▸ Task requirements
Each line of the data should be repeated precisely.

Data records for software interfaces

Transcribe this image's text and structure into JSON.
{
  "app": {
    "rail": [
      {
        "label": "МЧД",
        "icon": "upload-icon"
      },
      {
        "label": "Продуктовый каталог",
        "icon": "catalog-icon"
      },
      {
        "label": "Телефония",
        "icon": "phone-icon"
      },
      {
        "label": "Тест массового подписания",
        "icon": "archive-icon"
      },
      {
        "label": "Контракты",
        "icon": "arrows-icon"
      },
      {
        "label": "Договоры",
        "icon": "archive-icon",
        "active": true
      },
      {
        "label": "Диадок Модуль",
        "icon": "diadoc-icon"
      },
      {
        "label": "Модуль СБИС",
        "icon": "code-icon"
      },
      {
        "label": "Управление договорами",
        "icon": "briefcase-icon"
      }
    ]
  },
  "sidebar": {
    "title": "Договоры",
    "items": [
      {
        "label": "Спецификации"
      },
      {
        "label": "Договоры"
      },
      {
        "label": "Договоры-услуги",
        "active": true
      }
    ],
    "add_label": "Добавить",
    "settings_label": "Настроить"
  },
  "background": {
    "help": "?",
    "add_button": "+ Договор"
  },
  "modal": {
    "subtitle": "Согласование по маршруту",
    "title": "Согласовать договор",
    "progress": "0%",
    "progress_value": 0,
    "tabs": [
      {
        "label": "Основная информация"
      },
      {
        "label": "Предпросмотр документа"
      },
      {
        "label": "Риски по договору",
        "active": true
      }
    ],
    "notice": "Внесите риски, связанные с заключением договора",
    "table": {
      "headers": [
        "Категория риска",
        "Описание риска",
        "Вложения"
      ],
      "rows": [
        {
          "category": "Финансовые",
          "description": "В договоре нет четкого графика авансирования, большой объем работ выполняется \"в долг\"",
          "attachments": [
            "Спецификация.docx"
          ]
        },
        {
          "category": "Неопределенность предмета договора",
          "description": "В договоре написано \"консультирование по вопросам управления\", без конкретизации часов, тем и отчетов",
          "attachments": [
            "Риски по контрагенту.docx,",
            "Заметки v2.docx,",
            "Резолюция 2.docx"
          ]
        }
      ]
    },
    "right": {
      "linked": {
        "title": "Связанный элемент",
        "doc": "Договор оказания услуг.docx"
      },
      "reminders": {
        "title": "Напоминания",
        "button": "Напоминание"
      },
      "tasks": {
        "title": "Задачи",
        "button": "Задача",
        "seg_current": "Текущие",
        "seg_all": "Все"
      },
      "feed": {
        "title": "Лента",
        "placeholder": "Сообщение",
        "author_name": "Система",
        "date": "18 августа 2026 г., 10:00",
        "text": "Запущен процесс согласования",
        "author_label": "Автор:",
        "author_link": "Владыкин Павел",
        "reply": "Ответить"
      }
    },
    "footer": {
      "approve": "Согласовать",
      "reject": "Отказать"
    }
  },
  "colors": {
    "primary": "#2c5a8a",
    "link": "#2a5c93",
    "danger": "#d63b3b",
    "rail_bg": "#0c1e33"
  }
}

▸ Output for this exercise
Transcribe this image's text and structure into JSON.
{
  "app": {
    "rail": [
      {
        "label": "МЧД",
        "icon": "upload-icon"
      },
      {
        "label": "Продуктовый каталог",
        "icon": "catalog-icon"
      },
      {
        "label": "Телефония",
        "icon": "phone-icon"
      },
      {
        "label": "Тест массового подписания",
        "icon": "archive-icon"
      },
      {
        "label": "Контракты",
        "icon": "arrows-icon"
      },
      {
        "label": "Договоры",
        "icon": "archive-icon",
        "active": true
      },
      {
        "label": "Диадок Модуль",
        "icon": "diadoc-icon"
      },
      {
        "label": "Модуль СБИС",
        "icon": "code-icon"
      },
      {
        "label": "Управление договорами",
        "icon": "briefcase-icon"
      }
    ]
  },
  "sidebar": {
    "title": "Договоры",
    "items": [
      {
        "label": "Спецификации"
      },
      {
        "label": "Договоры"
      },
      {
        "label": "Договоры-услуги",
        "active": true
      }
    ],
    "add_label": "Добавить",
    "settings_label": "Настроить"
  },
  "background": {
    "help": "?",
    "add_button": "+ Договор"
  },
  "modal": {
    "subtitle": "Согласование по маршруту",
    "title": "Согласовать договор",
    "progress": "0%",
    "progress_value": 0,
    "tabs": [
      {
        "label": "Основная информация"
      },
      {
        "label": "Предпросмотр документа"
      },
      {
        "label": "Риски по договору",
        "active": true
      }
    ],
    "notice": "Внесите риски, связанные с заключением договора",
    "table": {
      "headers": [
        "Категория риска",
        "Описание риска",
        "Вложения"
      ],
      "rows": [
        {
          "category": "Финансовые",
          "description": "В договоре нет четкого графика авансирования, большой объем работ выполняется \"в долг\"",
          "attachments": [
            "Спецификация.docx"
          ]
        },
        {
          "category": "Неопределенность предмета договора",
          "description": "В договоре написано \"консультирование по вопросам управления\", без конкретизации часов, тем и отчетов",
          "attachments": [
            "Риски по контрагенту.docx,",
            "Заметки v2.docx,",
            "Резолюция 2.docx"
          ]
        }
      ]
    },
    "right": {
      "linked": {
        "title": "Связанный элемент",
        "doc": "Договор оказания услуг.docx"
      },
      "reminders": {
        "title": "Напоминания",
        "button": "Напоминание"
      },
      "tasks": {
        "title": "Задачи",
        "button": "Задача",
        "seg_current": "Текущие",
        "seg_all": "Все"
      },
      "feed": {
        "title": "Лента",
        "placeholder": "Сообщение",
        "author_name": "Система",
        "date": "18 августа 2026 г., 10:00",
        "text": "Запущен процесс согласования",
        "author_label": "Автор:",
        "author_link": "Владыкин Павел",
        "reply": "Ответить"
      }
    },
    "footer": {
      "approve": "Согласовать",
      "reject": "Отказать"
    }
  },
  "colors": {
    "primary": "#2c5a8a",
    "link": "#2a5c93",
    "danger": "#d63b3b",
    "rail_bg": "#0c1e33"
  }
}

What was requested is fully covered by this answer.